Component data from apps and pages
------------------------------
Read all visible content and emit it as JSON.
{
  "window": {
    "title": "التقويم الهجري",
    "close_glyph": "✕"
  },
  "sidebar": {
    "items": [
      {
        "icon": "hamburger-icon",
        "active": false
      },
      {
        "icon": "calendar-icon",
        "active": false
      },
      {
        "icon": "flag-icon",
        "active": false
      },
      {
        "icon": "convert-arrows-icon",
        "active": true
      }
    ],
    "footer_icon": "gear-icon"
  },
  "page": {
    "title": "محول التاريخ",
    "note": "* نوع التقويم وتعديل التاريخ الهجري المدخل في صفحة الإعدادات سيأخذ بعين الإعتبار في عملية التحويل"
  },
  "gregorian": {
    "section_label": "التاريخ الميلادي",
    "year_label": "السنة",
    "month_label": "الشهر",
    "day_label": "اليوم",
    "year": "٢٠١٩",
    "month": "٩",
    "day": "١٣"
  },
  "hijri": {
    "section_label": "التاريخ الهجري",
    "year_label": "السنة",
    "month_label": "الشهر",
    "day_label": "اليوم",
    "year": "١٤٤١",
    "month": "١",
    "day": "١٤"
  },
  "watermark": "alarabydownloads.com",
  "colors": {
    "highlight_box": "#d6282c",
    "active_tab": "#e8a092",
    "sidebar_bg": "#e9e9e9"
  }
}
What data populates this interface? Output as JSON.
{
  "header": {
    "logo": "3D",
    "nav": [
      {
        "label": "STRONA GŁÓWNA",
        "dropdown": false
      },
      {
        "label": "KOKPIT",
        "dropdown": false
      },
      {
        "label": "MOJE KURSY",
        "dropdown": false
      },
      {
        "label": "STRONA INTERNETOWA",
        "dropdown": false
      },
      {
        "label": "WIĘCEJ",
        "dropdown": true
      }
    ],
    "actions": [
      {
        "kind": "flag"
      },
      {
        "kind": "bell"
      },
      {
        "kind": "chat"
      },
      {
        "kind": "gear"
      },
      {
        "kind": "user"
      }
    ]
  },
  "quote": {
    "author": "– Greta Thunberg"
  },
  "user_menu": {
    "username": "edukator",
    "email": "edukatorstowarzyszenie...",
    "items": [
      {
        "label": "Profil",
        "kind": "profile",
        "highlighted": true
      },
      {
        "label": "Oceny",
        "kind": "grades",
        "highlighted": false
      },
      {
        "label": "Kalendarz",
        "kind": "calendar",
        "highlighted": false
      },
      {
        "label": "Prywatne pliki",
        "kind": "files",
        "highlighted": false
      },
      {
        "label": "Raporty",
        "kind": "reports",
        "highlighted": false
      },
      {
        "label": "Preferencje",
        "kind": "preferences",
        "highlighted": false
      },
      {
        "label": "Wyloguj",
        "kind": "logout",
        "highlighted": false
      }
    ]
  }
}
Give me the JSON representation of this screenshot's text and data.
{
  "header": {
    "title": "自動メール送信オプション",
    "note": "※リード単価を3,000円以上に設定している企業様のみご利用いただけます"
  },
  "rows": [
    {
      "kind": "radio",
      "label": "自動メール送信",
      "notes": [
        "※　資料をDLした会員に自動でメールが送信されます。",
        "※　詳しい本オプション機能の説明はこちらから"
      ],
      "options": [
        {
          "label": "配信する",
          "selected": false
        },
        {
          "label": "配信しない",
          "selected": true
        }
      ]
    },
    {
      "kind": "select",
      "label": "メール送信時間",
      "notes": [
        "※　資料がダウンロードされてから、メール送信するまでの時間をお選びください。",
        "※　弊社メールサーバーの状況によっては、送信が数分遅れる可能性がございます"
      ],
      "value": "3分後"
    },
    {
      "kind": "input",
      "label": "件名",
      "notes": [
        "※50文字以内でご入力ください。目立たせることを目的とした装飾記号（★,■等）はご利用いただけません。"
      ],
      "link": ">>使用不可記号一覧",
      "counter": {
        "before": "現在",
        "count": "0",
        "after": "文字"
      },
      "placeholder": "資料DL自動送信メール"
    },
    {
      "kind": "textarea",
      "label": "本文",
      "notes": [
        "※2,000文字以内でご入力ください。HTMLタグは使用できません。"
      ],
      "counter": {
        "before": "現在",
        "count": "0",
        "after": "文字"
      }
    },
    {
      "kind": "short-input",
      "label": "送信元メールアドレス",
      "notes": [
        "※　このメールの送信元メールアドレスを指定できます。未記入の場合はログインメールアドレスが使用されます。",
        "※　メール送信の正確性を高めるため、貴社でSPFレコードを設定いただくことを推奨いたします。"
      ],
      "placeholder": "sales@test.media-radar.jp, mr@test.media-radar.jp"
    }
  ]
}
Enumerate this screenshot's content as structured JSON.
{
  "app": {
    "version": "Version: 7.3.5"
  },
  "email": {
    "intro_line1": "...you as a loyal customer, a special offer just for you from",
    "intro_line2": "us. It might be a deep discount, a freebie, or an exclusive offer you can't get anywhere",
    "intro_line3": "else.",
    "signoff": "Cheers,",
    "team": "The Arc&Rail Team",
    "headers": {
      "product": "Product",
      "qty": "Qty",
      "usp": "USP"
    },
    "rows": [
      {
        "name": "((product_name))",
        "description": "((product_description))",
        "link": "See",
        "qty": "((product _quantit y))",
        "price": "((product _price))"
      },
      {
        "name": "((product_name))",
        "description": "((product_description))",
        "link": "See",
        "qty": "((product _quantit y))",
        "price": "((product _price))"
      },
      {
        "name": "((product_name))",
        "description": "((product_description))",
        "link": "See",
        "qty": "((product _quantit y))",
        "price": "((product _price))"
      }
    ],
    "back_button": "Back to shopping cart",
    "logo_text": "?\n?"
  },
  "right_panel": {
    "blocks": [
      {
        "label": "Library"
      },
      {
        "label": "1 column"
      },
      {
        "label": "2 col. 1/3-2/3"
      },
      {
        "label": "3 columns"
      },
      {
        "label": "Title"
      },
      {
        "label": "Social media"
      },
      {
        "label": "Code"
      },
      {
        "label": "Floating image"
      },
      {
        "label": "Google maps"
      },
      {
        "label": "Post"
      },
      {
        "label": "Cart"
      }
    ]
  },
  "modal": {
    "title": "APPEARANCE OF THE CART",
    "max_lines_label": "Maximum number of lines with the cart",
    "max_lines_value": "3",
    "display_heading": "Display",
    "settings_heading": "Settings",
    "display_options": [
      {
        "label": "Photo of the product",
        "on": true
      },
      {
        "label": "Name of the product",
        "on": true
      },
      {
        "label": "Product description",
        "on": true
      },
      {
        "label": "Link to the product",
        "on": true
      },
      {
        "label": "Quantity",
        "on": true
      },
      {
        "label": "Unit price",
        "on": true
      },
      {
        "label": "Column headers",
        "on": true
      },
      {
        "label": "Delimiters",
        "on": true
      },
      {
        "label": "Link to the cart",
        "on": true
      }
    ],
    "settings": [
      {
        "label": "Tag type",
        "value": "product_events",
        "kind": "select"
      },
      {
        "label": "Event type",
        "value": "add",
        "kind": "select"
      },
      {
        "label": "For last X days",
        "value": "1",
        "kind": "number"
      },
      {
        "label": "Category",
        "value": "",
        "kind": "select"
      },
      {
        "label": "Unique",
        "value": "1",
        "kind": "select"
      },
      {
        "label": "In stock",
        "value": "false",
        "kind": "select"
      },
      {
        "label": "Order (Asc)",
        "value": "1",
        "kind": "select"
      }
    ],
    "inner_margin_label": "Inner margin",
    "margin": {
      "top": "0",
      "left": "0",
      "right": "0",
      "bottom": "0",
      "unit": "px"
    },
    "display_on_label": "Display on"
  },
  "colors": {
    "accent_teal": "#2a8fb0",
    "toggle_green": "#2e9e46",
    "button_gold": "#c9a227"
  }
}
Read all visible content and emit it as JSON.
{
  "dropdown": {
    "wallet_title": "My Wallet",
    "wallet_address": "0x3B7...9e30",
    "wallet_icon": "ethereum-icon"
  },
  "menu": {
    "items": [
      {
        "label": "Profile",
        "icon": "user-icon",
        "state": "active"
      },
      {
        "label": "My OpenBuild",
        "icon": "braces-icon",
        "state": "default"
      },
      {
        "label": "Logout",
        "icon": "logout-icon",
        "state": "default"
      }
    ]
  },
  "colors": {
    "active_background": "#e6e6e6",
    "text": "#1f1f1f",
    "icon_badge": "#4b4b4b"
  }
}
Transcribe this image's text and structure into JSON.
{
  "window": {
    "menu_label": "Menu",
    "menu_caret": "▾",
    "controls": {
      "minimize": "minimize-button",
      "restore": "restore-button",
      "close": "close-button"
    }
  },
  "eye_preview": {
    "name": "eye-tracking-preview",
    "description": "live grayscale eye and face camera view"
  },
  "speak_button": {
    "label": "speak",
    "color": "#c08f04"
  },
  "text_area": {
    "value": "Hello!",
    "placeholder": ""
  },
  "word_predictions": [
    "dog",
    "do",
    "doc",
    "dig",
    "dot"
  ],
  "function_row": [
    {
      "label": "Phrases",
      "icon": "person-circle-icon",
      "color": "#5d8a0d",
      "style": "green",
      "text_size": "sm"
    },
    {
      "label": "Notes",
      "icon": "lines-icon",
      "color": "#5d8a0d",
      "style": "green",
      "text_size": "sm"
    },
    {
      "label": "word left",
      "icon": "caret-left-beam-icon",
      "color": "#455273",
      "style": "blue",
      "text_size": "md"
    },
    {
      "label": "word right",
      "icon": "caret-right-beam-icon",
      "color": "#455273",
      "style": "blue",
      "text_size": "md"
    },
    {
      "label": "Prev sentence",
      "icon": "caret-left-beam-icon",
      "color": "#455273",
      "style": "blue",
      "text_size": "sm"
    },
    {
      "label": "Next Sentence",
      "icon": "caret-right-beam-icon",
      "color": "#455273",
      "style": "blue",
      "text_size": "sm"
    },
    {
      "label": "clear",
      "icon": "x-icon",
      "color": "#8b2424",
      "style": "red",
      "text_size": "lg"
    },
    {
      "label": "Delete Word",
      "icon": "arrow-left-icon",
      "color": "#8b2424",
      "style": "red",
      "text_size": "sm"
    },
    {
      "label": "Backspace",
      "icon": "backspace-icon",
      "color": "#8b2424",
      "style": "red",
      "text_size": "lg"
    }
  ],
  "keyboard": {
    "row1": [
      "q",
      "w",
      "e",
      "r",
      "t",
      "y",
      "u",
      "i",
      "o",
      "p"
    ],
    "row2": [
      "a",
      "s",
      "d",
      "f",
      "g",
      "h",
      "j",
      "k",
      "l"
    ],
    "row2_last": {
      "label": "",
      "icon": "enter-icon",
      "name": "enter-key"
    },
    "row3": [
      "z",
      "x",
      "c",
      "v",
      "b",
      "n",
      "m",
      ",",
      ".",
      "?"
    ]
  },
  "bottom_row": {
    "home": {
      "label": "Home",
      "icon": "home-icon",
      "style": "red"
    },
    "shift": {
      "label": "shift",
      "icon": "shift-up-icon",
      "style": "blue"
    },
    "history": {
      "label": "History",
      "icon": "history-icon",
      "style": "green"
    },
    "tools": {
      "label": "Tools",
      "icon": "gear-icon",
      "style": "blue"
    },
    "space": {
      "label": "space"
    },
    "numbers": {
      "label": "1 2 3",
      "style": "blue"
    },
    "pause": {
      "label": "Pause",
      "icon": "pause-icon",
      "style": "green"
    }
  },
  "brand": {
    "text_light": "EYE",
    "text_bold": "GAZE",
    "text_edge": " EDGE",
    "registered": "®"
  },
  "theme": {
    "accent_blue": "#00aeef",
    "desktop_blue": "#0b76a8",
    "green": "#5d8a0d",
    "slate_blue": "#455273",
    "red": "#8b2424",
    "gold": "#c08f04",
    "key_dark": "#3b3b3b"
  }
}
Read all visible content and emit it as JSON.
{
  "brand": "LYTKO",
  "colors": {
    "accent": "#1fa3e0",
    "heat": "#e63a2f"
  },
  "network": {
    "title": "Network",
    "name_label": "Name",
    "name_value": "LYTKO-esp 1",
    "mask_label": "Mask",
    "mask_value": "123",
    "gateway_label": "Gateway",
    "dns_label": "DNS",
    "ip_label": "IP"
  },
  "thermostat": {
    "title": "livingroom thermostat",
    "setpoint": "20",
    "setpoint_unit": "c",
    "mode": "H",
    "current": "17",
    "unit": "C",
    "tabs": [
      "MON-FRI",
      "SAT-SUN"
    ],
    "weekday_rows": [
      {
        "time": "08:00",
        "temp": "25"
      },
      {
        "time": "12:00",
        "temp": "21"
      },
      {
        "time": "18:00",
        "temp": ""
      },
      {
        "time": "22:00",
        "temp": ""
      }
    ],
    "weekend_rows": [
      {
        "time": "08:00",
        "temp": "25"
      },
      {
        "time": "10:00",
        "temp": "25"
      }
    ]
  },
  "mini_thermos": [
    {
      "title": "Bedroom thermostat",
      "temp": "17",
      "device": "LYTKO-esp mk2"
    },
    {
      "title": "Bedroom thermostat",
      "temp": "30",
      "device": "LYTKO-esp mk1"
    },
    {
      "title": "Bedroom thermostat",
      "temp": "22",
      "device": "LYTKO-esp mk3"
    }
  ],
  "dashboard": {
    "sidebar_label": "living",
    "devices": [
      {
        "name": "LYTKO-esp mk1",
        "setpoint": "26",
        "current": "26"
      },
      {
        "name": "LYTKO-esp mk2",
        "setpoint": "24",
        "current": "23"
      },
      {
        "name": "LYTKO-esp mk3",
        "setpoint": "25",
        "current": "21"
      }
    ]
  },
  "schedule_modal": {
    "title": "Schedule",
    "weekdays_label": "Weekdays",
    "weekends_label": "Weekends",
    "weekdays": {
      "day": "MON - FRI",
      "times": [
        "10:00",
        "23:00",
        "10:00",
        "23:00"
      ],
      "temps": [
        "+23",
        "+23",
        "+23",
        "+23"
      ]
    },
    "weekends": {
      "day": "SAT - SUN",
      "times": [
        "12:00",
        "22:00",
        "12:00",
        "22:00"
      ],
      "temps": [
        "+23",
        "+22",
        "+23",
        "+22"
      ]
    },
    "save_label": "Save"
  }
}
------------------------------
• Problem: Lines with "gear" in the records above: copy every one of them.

• Task answer:
    "footer_icon": "gear-icon"
        "kind": "gear"
      "icon": "gear-icon",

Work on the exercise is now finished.